o 2 bearings (actually bronze bushings),
o A bearing spacer,
o Turbine and impeller seals, which are similar to piston rings but the diameter of a dime
o The housing or holder for the impeller seal
o Gasket that is installed between the bearing housing and impeller housing
o Gasket that is installed between the turbine inlet and exhaust collector flange
o 4 bolts, I used them to replace the ones that go under the impeller. This allowed me to replace some old bolts that were rusted.
o The kit also came with 2 O-rings that did not correspond to my turbo.
21. While installing the impeller seal/thrust plate, pay careful attention to the thrust plate. (The thrust plate is the "U" shaped plate.) On one side is a wide groove with tiny holes drilled through it; the other side is smooth. This groove must face to the inside, or towards the bearing housing where it mates to an oil supply hole. If this is installed backwards, oil flow to the seal will be cut off, and your turbo will die a very sudden and expensive death.

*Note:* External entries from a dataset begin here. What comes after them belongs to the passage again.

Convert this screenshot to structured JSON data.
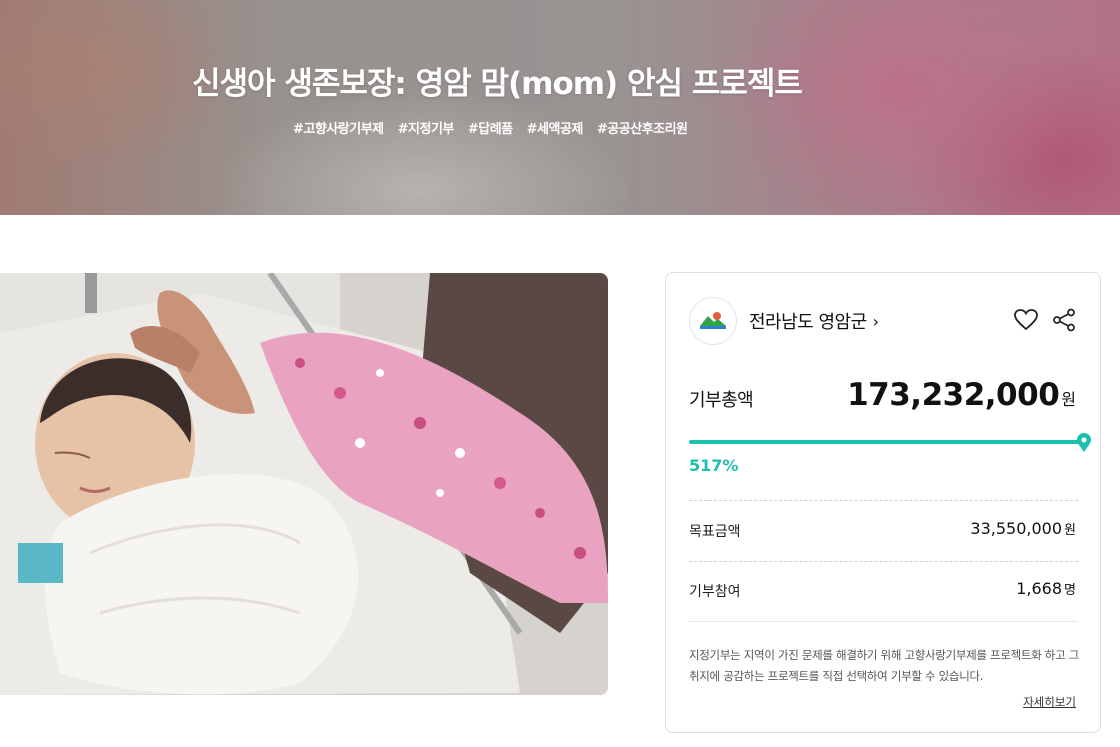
{
  "hero": {
    "title": "신생아 생존보장: 영암 맘(mom) 안심 프로젝트",
    "tags": [
      "#고향사랑기부제",
      "#지정기부",
      "#답례품",
      "#세액공제",
      "#공공산후조리원"
    ]
  },
  "organization": {
    "name": "전라남도 영암군",
    "arrow": "›",
    "logo_icon": "yeongam-county-logo-icon"
  },
  "actions": {
    "like_icon": "heart-icon",
    "share_icon": "share-icon"
  },
  "donation": {
    "total_label": "기부총액",
    "total_value": "173,232,000",
    "total_unit": "원",
    "progress_percent": 517,
    "progress_text": "517%",
    "goal_label": "목표금액",
    "goal_value": "33,550,000",
    "goal_unit": "원",
    "participants_label": "기부참여",
    "participants_value": "1,668",
    "participants_unit": "명"
  },
  "description": "지정기부는 지역이 가진 문제를 해결하기 위해 고향사랑기부제를 프로젝트화 하고 그 취지에 공감하는 프로젝트를 직접 선택하여 기부할 수 있습니다.",
  "more_link": "자세히보기",
  "colors": {
    "accent": "#1dbfae",
    "text": "#111111"
  }
}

22. The kit does not include O-rings to go between the turbo and pedestal or between the pedestal and block, but any hardware store will have them. Do not reuse the old ones, unless you like the idea of going through all this again because of four 29-cent O-rings.
23. Use anti-seize on everything except the 4 bolts under the impeller; use 242 (med) thread locker on those. Coat the O-rings with engine oil, and insure the bearings and seals are lubed during assembly.
24. Seal the two halves of the compressor with RTV. Apply RTV to the backing plate half only, not the impeller housing (volute), this way the excess is squeezed to the outside.
25. Replace bolts that show any sign of damage to the threads or heads. If you cannot find 8mm 12point bolts, use Allen/socket head cap screws. 6 point, Hex head bolts cannot be used as there is not enough space to allow a socket or wrench to fit on them!
26. When you go to re-install the turbo, place the 2 rear pedestal bolts in their holes first. Stuff a bit of towel inside the pedestal bolt holes to keep them from sliding down. If the bolts stick out, they will hang up in the oil holes on the engine block or knock the O-rings out of place. Before installing the turbo, place a 4x8" piece of plastic, cut from a gallon jug, over the O-rings. This will stop them from becoming knocked out of place. After the turbo is on the 4 bolts of the collector, slide the plastic out before tightening the bolts down.
I removed my turbocharger because of a serious oil leak from the EBPV actuator. I believe that the rumors of fixing this type of leak with "50-cent seals" are totally false. I was unable to locate a seal that was even remotely like the one on the piston plunger. Ford does not sell these seals either; they only sell complete pedestals for around $500.00. Rebuilt pedestals from International are less expensive. The actuator cylinder is aluminum, and the seal is a very hard gray material. It is almost like plastic, and it will wear the bore out before it wears out. This might be why Ford decided not to make rebuild parts available. The bore of my cylinder was severely scored, so I polished the gouges out with #600 emery cloth. However, after reinstalling the actuator, it leaked worse than it did before. If yours is leaking, my suggestion is to remove and discard the piston and rod, tap the hole to 1/4" pipe thread, and plug it up. I tried using a manual choke cable to actuate the EBPV, but it was not stiff enough. However, a transmission shift cable, such as those made by B&M, should work really well.
I've been using my EBPV as an engine exhaust brake
for the last year/36 k miles. I have it wired in so that it either functions normally (only during warm-up), only when I apply the brakes, or on full time. While this has greatly increased the number of cycles for the EBPV piston, I do not believe that this was responsible for the leak. Rather, I suspect that dirt from washing the engine with a high-pressure car wash entered into the cylinder around the rod and scored the cylinder.